▸ **WHAT IS BEING ASKED**: Each line of the records must appear in your answer exactly, with no pictures.

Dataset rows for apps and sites
───

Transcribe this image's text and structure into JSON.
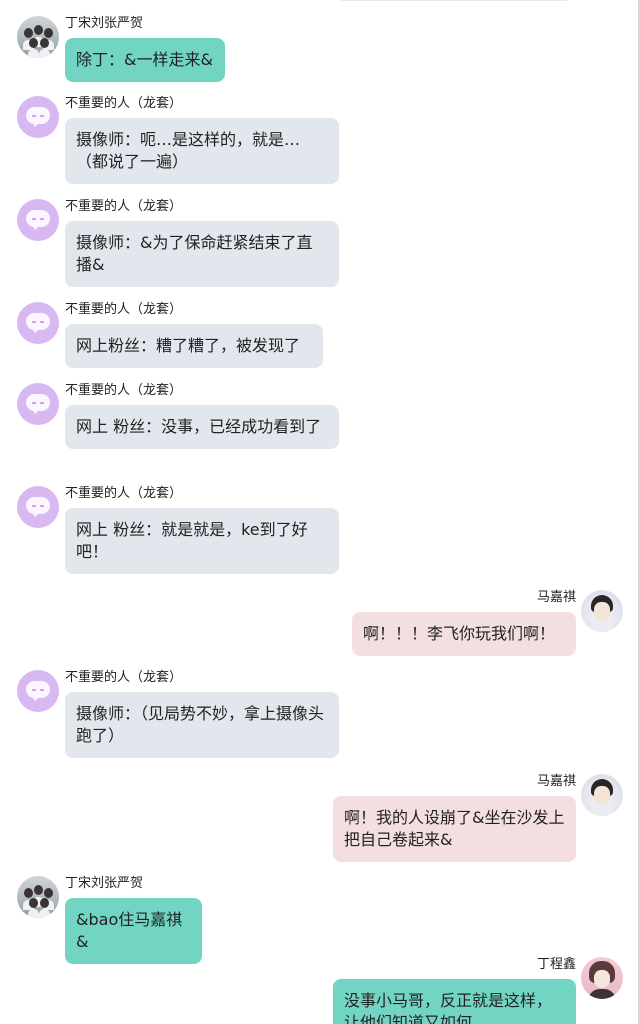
{
  "messages": [
    {
      "side": "left",
      "name": "丁宋刘张严贺",
      "text": "除丁：&一样走来&",
      "color": "#72d5c4",
      "avatar": "group-photo-avatar"
    },
    {
      "side": "left",
      "name": "不重要的人（龙套）",
      "text": "摄像师：呃…是这样的，就是…（都说了一遍）",
      "color": "#e2e6ed",
      "avatar": "chat-bubble-avatar"
    },
    {
      "side": "left",
      "name": "不重要的人（龙套）",
      "text": "摄像师：&为了保命赶紧结束了直播&",
      "color": "#e2e6ed",
      "avatar": "chat-bubble-avatar"
    },
    {
      "side": "left",
      "name": "不重要的人（龙套）",
      "text": "网上粉丝：糟了糟了，被发现了",
      "color": "#e2e6ed",
      "avatar": "chat-bubble-avatar"
    },
    {
      "side": "left",
      "name": "不重要的人（龙套）",
      "text": "网上 粉丝：没事，已经成功看到了",
      "color": "#e2e6ed",
      "avatar": "chat-bubble-avatar"
    },
    {
      "side": "left",
      "name": "不重要的人（龙套）",
      "text": "网上 粉丝：就是就是，ke到了好吧！",
      "color": "#e2e6ed",
      "avatar": "chat-bubble-avatar"
    },
    {
      "side": "right",
      "name": "马嘉祺",
      "text": "啊！！！李飞你玩我们啊！",
      "color": "#f3dfe0",
      "avatar": "portrait-avatar"
    },
    {
      "side": "left",
      "name": "不重要的人（龙套）",
      "text": "摄像师：（见局势不妙，拿上摄像头跑了）",
      "color": "#e2e6ed",
      "avatar": "chat-bubble-avatar"
    },
    {
      "side": "right",
      "name": "马嘉祺",
      "text": "啊！我的人设崩了&坐在沙发上把自己卷起来&",
      "color": "#f3dfe0",
      "avatar": "portrait-avatar"
    },
    {
      "side": "left",
      "name": "丁宋刘张严贺",
      "text": "&bao住马嘉祺&",
      "color": "#72d5c4",
      "avatar": "group-photo-avatar"
    },
    {
      "side": "right",
      "name": "丁程鑫",
      "text": "没事小马哥，反正就是这样，让他们知道又如何",
      "color": "#72d5c4",
      "avatar": "portrait-avatar"
    }
  ]
}
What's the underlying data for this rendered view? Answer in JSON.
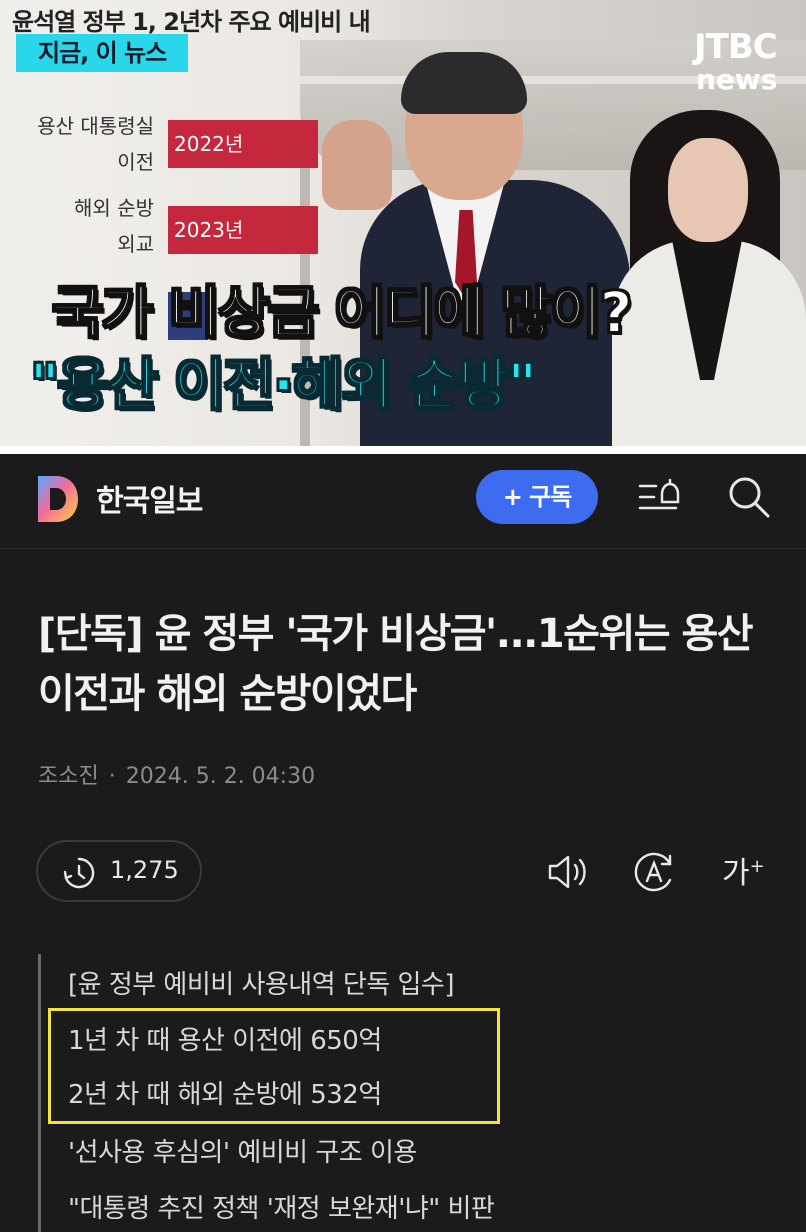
{
  "still": {
    "top_title": "윤석열 정부 1, 2년차 주요 예비비 내",
    "chip": "지금, 이 뉴스",
    "chart_categories": [
      "용산 대통령실",
      "이전",
      "해외 순방",
      "외교"
    ],
    "bar_labels": [
      "2022년",
      "2023년"
    ],
    "caption_line1": "국가 비상금 어디에 많이?",
    "caption_line2": "\"용산 이전·해외 순방\"",
    "broadcaster_top": "JTBC",
    "broadcaster_bottom": "news",
    "colors": {
      "chip": "#2ad7ea",
      "bar_red": "#c5283d",
      "bar_blue": "#2e3e7c",
      "caption_cyan": "#2ae2ef"
    }
  },
  "header": {
    "brand": "한국일보",
    "subscribe_label": "+ 구독",
    "icons": [
      "notification-menu-icon",
      "search-icon"
    ],
    "colors": {
      "subscribe": "#3d6cf0"
    }
  },
  "article": {
    "headline": "[단독] 윤 정부 '국가 비상금'...1순위는 용산 이전과 해외 순방이었다",
    "author": "조소진",
    "separator": "·",
    "date": "2024. 5. 2. 04:30",
    "views": "1,275",
    "font_size_label": "가",
    "font_size_plus": "+",
    "summary": [
      "[윤 정부 예비비 사용내역 단독 입수]",
      "1년 차 때 용산 이전에 650억",
      "2년 차 때 해외 순방에 532억",
      "'선사용 후심의' 예비비 구조 이용",
      "\"대통령 추진 정책 '재정 보완재'냐\" 비판"
    ],
    "highlight_color": "#f3e33a"
  }
}
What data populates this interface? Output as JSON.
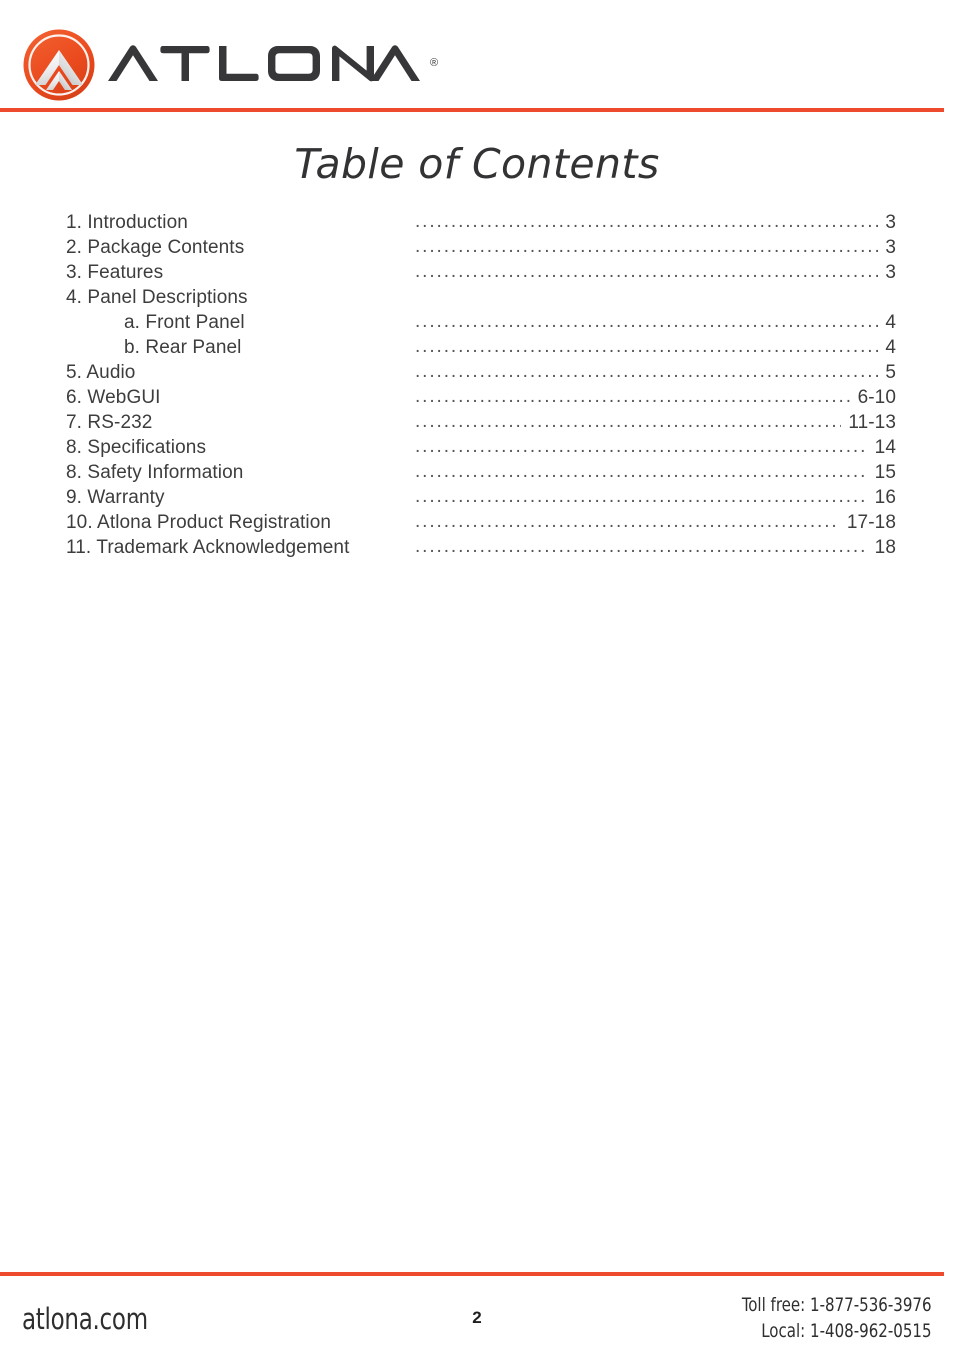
{
  "brand": {
    "name": "ATLONA",
    "registered_mark": "®",
    "logo_icon": "atlona-chevron-logo-icon",
    "accent_color": "#ee4b2e",
    "mark_colors": {
      "circle_outer": "#e8491f",
      "circle_inner": "#f05a2a",
      "chevron_light": "#f2f2f2",
      "chevron_shadow": "#d9d9d9"
    }
  },
  "page": {
    "title": "Table of Contents",
    "text_color": "#3d3d3f"
  },
  "toc": {
    "leader_char": ".",
    "entries": [
      {
        "label": "1. Introduction",
        "page": "3",
        "indent": false
      },
      {
        "label": "2. Package Contents",
        "page": "3",
        "indent": false
      },
      {
        "label": "3. Features",
        "page": "3",
        "indent": false
      },
      {
        "label": "4. Panel Descriptions",
        "page": "",
        "indent": false
      },
      {
        "label": "a. Front Panel",
        "page": "4",
        "indent": true
      },
      {
        "label": "b. Rear Panel",
        "page": "4",
        "indent": true
      },
      {
        "label": "5. Audio",
        "page": "5",
        "indent": false
      },
      {
        "label": "6. WebGUI",
        "page": "6-10",
        "indent": false
      },
      {
        "label": "7. RS-232",
        "page": "11-13",
        "indent": false
      },
      {
        "label": "8. Specifications",
        "page": "14",
        "indent": false
      },
      {
        "label": "8. Safety Information",
        "page": "15",
        "indent": false
      },
      {
        "label": "9. Warranty",
        "page": "16",
        "indent": false
      },
      {
        "label": "10. Atlona Product Registration",
        "page": "17-18",
        "indent": false
      },
      {
        "label": "11. Trademark Acknowledgement",
        "page": "18",
        "indent": false
      }
    ]
  },
  "footer": {
    "website": "atlona.com",
    "page_number": "2",
    "toll_free": "Toll free: 1-877-536-3976",
    "local": "Local: 1-408-962-0515"
  }
}
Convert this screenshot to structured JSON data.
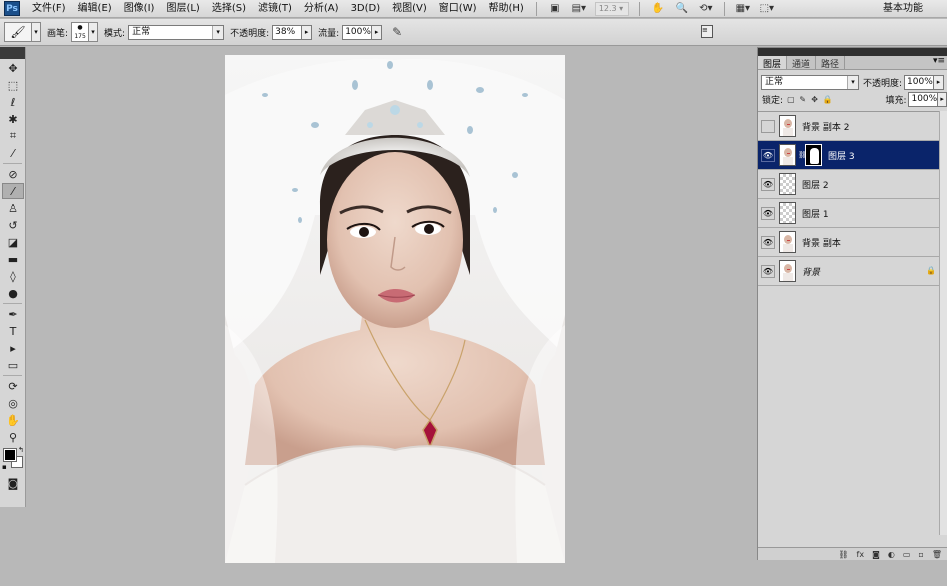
{
  "app": {
    "logo": "Ps"
  },
  "menu": {
    "items": [
      "文件(F)",
      "编辑(E)",
      "图像(I)",
      "图层(L)",
      "选择(S)",
      "滤镜(T)",
      "分析(A)",
      "3D(D)",
      "视图(V)",
      "窗口(W)",
      "帮助(H)"
    ],
    "zoom": "12.3",
    "workspace": "基本功能"
  },
  "options": {
    "brush_label": "画笔:",
    "brush_size": "175",
    "mode_label": "模式:",
    "mode_value": "正常",
    "opacity_label": "不透明度:",
    "opacity_value": "38%",
    "flow_label": "流量:",
    "flow_value": "100%"
  },
  "layers_panel": {
    "tabs": [
      "图层",
      "通道",
      "路径"
    ],
    "blend_mode": "正常",
    "opacity_label": "不透明度:",
    "opacity_value": "100%",
    "lock_label": "锁定:",
    "fill_label": "填充:",
    "fill_value": "100%",
    "layers": [
      {
        "name": "背景 副本 2",
        "visible": false,
        "thumb": "photo"
      },
      {
        "name": "图层 3",
        "visible": true,
        "thumb": "photo",
        "mask": true,
        "selected": true
      },
      {
        "name": "图层 2",
        "visible": true,
        "thumb": "transparent"
      },
      {
        "name": "图层 1",
        "visible": true,
        "thumb": "transparent"
      },
      {
        "name": "背景 副本",
        "visible": true,
        "thumb": "photo"
      },
      {
        "name": "背景",
        "visible": true,
        "thumb": "photo",
        "locked": true
      }
    ]
  }
}
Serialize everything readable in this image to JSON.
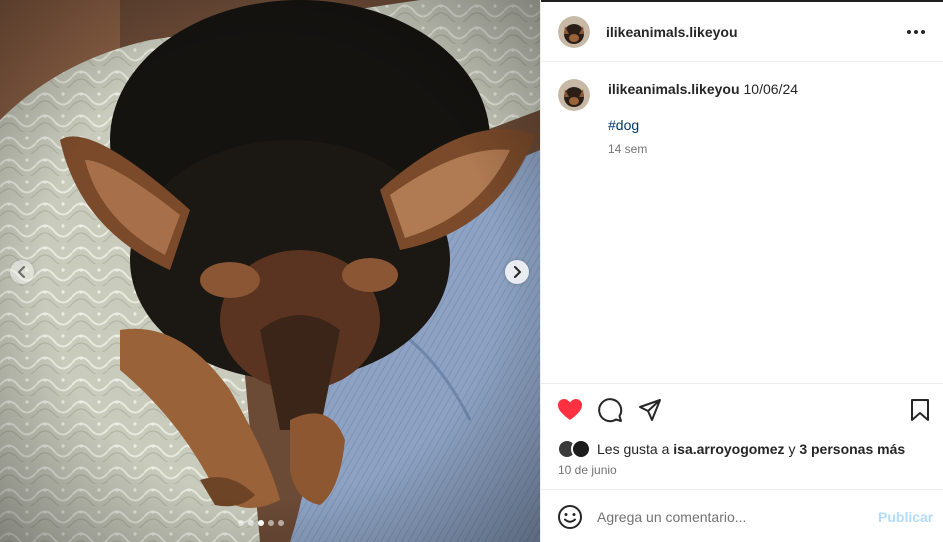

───

▸ **YOUR SOLUTION**:
Transcribe this image's text and structure into JSON.
{
  "messages": [
    {
      "side": "left",
      "name": "丁宋刘张严贺",
      "text": "除丁：&一样走来&",
      "color": "#72d5c4",
      "avatar": "group-photo-avatar"
    },
    {
      "side": "left",
      "name": "不重要的人（龙套）",
      "text": "摄像师：呃…是这样的，就是…（都说了一遍）",
      "color": "#e2e6ed",
      "avatar": "chat-bubble-avatar"
    },
    {
      "side": "left",
      "name": "不重要的人（龙套）",
      "text": "摄像师：&为了保命赶紧结束了直播&",
      "color": "#e2e6ed",
      "avatar": "chat-bubble-avatar"
    },
    {
      "side": "left",
      "name": "不重要的人（龙套）",
      "text": "网上粉丝：糟了糟了，被发现了",
      "color": "#e2e6ed",
      "avatar": "chat-bubble-avatar"
    },
    {
      "side": "left",
      "name": "不重要的人（龙套）",
      "text": "网上 粉丝：没事，已经成功看到了",
      "color": "#e2e6ed",
      "avatar": "chat-bubble-avatar"
    },
    {
      "side": "left",
      "name": "不重要的人（龙套）",
      "text": "网上 粉丝：就是就是，ke到了好吧！",
      "color": "#e2e6ed",
      "avatar": "chat-bubble-avatar"
    },
    {
      "side": "right",
      "name": "马嘉祺",
      "text": "啊！！！李飞你玩我们啊！",
      "color": "#f3dfe0",
      "avatar": "portrait-avatar"
    },
    {
      "side": "left",
      "name": "不重要的人（龙套）",
      "text": "摄像师：（见局势不妙，拿上摄像头跑了）",
      "color": "#e2e6ed",
      "avatar": "chat-bubble-avatar"
    },
    {
      "side": "right",
      "name": "马嘉祺",
      "text": "啊！我的人设崩了&坐在沙发上把自己卷起来&",
      "color": "#f3dfe0",
      "avatar": "portrait-avatar"
    },
    {
      "side": "left",
      "name": "丁宋刘张严贺",
      "text": "&bao住马嘉祺&",
      "color": "#72d5c4",
      "avatar": "group-photo-avatar"
    },
    {
      "side": "right",
      "name": "丁程鑫",
      "text": "没事小马哥，反正就是这样，让他们知道又如何",
      "color": "#72d5c4",
      "avatar": "portrait-avatar"
    }
  ]
}
What's the underlying data for this rendered view? Answer in JSON.
{
  "still": {
    "top_title": "윤석열 정부 1, 2년차 주요 예비비 내",
    "chip": "지금, 이 뉴스",
    "chart_categories": [
      "용산 대통령실",
      "이전",
      "해외 순방",
      "외교"
    ],
    "bar_labels": [
      "2022년",
      "2023년"
    ],
    "caption_line1": "국가 비상금 어디에 많이?",
    "caption_line2": "\"용산 이전·해외 순방\"",
    "broadcaster_top": "JTBC",
    "broadcaster_bottom": "news",
    "colors": {
      "chip": "#2ad7ea",
      "bar_red": "#c5283d",
      "bar_blue": "#2e3e7c",
      "caption_cyan": "#2ae2ef"
    }
  },
  "header": {
    "brand": "한국일보",
    "subscribe_label": "+ 구독",
    "icons": [
      "notification-menu-icon",
      "search-icon"
    ],
    "colors": {
      "subscribe": "#3d6cf0"
    }
  },
  "article": {
    "headline": "[단독] 윤 정부 '국가 비상금'...1순위는 용산 이전과 해외 순방이었다",
    "author": "조소진",
    "separator": "·",
    "date": "2024. 5. 2. 04:30",
    "views": "1,275",
    "font_size_label": "가",
    "font_size_plus": "+",
    "summary": [
      "[윤 정부 예비비 사용내역 단독 입수]",
      "1년 차 때 용산 이전에 650억",
      "2년 차 때 해외 순방에 532억",
      "'선사용 후심의' 예비비 구조 이용",
      "\"대통령 추진 정책 '재정 보완재'냐\" 비판"
    ],
    "highlight_color": "#f3e33a"
  }
}
What data populates this interface? Output as JSON.
{
  "brand": {
    "name": "ATLONA",
    "registered_mark": "®",
    "logo_icon": "atlona-chevron-logo-icon",
    "accent_color": "#ee4b2e",
    "mark_colors": {
      "circle_outer": "#e8491f",
      "circle_inner": "#f05a2a",
      "chevron_light": "#f2f2f2",
      "chevron_shadow": "#d9d9d9"
    }
  },
  "page": {
    "title": "Table of Contents",
    "text_color": "#3d3d3f"
  },
  "toc": {
    "leader_char": ".",
    "entries": [
      {
        "label": "1. Introduction",
        "page": "3",
        "indent": false
      },
      {
        "label": "2. Package Contents",
        "page": "3",
        "indent": false
      },
      {
        "label": "3. Features",
        "page": "3",
        "indent": false
      },
      {
        "label": "4. Panel Descriptions",
        "page": "",
        "indent": false
      },
      {
        "label": "a. Front Panel",
        "page": "4",
        "indent": true
      },
      {
        "label": "b. Rear Panel",
        "page": "4",
        "indent": true
      },
      {
        "label": "5. Audio",
        "page": "5",
        "indent": false
      },
      {
        "label": "6. WebGUI",
        "page": "6-10",
        "indent": false
      },
      {
        "label": "7. RS-232",
        "page": "11-13",
        "indent": false
      },
      {
        "label": "8. Specifications",
        "page": "14",
        "indent": false
      },
      {
        "label": "8. Safety Information",
        "page": "15",
        "indent": false
      },
      {
        "label": "9. Warranty",
        "page": "16",
        "indent": false
      },
      {
        "label": "10. Atlona Product Registration",
        "page": "17-18",
        "indent": false
      },
      {
        "label": "11. Trademark Acknowledgement",
        "page": "18",
        "indent": false
      }
    ]
  },
  "footer": {
    "website": "atlona.com",
    "page_number": "2",
    "toll_free": "Toll free: 1-877-536-3976",
    "local": "Local: 1-408-962-0515"
  }
}
Convert this screenshot to structured JSON data.
{
  "app": {
    "logo": "Ps"
  },
  "menu": {
    "items": [
      "文件(F)",
      "编辑(E)",
      "图像(I)",
      "图层(L)",
      "选择(S)",
      "滤镜(T)",
      "分析(A)",
      "3D(D)",
      "视图(V)",
      "窗口(W)",
      "帮助(H)"
    ],
    "zoom": "12.3",
    "workspace": "基本功能"
  },
  "options": {
    "brush_label": "画笔:",
    "brush_size": "175",
    "mode_label": "模式:",
    "mode_value": "正常",
    "opacity_label": "不透明度:",
    "opacity_value": "38%",
    "flow_label": "流量:",
    "flow_value": "100%"
  },
  "layers_panel": {
    "tabs": [
      "图层",
      "通道",
      "路径"
    ],
    "blend_mode": "正常",
    "opacity_label": "不透明度:",
    "opacity_value": "100%",
    "lock_label": "锁定:",
    "fill_label": "填充:",
    "fill_value": "100%",
    "layers": [
      {
        "name": "背景 副本 2",
        "visible": false,
        "thumb": "photo"
      },
      {
        "name": "图层 3",
        "visible": true,
        "thumb": "photo",
        "mask": true,
        "selected": true
      },
      {
        "name": "图层 2",
        "visible": true,
        "thumb": "transparent"
      },
      {
        "name": "图层 1",
        "visible": true,
        "thumb": "transparent"
      },
      {
        "name": "背景 副本",
        "visible": true,
        "thumb": "photo"
      },
      {
        "name": "背景",
        "visible": true,
        "thumb": "photo",
        "locked": true
      }
    ]
  }
}
Serialize everything readable in this image to JSON.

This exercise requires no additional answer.